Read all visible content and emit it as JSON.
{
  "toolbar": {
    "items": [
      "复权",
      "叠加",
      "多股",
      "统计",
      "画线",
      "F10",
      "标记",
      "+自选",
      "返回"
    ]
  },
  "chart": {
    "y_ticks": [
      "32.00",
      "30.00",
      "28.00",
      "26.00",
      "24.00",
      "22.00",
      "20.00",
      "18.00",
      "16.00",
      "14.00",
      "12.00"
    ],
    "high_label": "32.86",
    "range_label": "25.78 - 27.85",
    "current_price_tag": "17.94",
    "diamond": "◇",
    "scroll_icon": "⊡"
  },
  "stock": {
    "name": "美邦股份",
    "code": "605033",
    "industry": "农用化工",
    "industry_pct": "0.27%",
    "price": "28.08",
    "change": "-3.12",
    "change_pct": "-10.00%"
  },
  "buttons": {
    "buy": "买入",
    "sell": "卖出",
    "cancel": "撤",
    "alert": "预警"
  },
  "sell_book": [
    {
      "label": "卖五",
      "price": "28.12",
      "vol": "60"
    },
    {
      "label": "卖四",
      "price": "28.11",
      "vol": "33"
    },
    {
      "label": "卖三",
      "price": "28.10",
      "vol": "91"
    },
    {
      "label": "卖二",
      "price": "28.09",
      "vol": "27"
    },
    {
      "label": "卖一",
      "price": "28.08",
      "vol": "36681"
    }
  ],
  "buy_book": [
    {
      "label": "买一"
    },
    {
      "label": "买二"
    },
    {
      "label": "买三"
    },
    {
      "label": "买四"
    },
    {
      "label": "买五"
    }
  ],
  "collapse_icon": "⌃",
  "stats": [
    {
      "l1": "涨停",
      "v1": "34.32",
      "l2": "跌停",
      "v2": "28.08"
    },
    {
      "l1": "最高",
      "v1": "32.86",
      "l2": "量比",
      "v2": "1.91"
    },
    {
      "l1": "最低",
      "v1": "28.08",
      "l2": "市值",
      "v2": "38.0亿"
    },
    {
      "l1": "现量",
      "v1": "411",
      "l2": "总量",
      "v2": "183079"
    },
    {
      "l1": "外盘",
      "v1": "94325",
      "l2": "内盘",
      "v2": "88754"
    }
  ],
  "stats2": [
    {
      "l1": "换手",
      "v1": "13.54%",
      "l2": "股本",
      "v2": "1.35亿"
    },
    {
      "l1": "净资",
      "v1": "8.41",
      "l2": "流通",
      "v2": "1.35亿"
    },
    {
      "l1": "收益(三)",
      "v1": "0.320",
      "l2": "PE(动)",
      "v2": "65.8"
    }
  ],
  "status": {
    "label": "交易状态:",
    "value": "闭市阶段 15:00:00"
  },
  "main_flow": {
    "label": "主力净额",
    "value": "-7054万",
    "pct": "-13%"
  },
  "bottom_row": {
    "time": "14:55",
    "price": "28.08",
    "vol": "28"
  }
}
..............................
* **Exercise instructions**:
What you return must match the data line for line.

* **The answer**:
Read all visible content and emit it as JSON.
{
  "toolbar": {
    "items": [
      "复权",
      "叠加",
      "多股",
      "统计",
      "画线",
      "F10",
      "标记",
      "+自选",
      "返回"
    ]
  },
  "chart": {
    "y_ticks": [
      "32.00",
      "30.00",
      "28.00",
      "26.00",
      "24.00",
      "22.00",
      "20.00",
      "18.00",
      "16.00",
      "14.00",
      "12.00"
    ],
    "high_label": "32.86",
    "range_label": "25.78 - 27.85",
    "current_price_tag": "17.94",
    "diamond": "◇",
    "scroll_icon": "⊡"
  },
  "stock": {
    "name": "美邦股份",
    "code": "605033",
    "industry": "农用化工",
    "industry_pct": "0.27%",
    "price": "28.08",
    "change": "-3.12",
    "change_pct": "-10.00%"
  },
  "buttons": {
    "buy": "买入",
    "sell": "卖出",
    "cancel": "撤",
    "alert": "预警"
  },
  "sell_book": [
    {
      "label": "卖五",
      "price": "28.12",
      "vol": "60"
    },
    {
      "label": "卖四",
      "price": "28.11",
      "vol": "33"
    },
    {
      "label": "卖三",
      "price": "28.10",
      "vol": "91"
    },
    {
      "label": "卖二",
      "price": "28.09",
      "vol": "27"
    },
    {
      "label": "卖一",
      "price": "28.08",
      "vol": "36681"
    }
  ],
  "buy_book": [
    {
      "label": "买一"
    },
    {
      "label": "买二"
    },
    {
      "label": "买三"
    },
    {
      "label": "买四"
    },
    {
      "label": "买五"
    }
  ],
  "collapse_icon": "⌃",
  "stats": [
    {
      "l1": "涨停",
      "v1": "34.32",
      "l2": "跌停",
      "v2": "28.08"
    },
    {
      "l1": "最高",
      "v1": "32.86",
      "l2": "量比",
      "v2": "1.91"
    },
    {
      "l1": "最低",
      "v1": "28.08",
      "l2": "市值",
      "v2": "38.0亿"
    },
    {
      "l1": "现量",
      "v1": "411",
      "l2": "总量",
      "v2": "183079"
    },
    {
      "l1": "外盘",
      "v1": "94325",
      "l2": "内盘",
      "v2": "88754"
    }
  ],
  "stats2": [
    {
      "l1": "换手",
      "v1": "13.54%",
      "l2": "股本",
      "v2": "1.35亿"
    },
    {
      "l1": "净资",
      "v1": "8.41",
      "l2": "流通",
      "v2": "1.35亿"
    },
    {
      "l1": "收益(三)",
      "v1": "0.320",
      "l2": "PE(动)",
      "v2": "65.8"
    }
  ],
  "status": {
    "label": "交易状态:",
    "value": "闭市阶段 15:00:00"
  },
  "main_flow": {
    "label": "主力净额",
    "value": "-7054万",
    "pct": "-13%"
  },
  "bottom_row": {
    "time": "14:55",
    "price": "28.08",
    "vol": "28"
  }
}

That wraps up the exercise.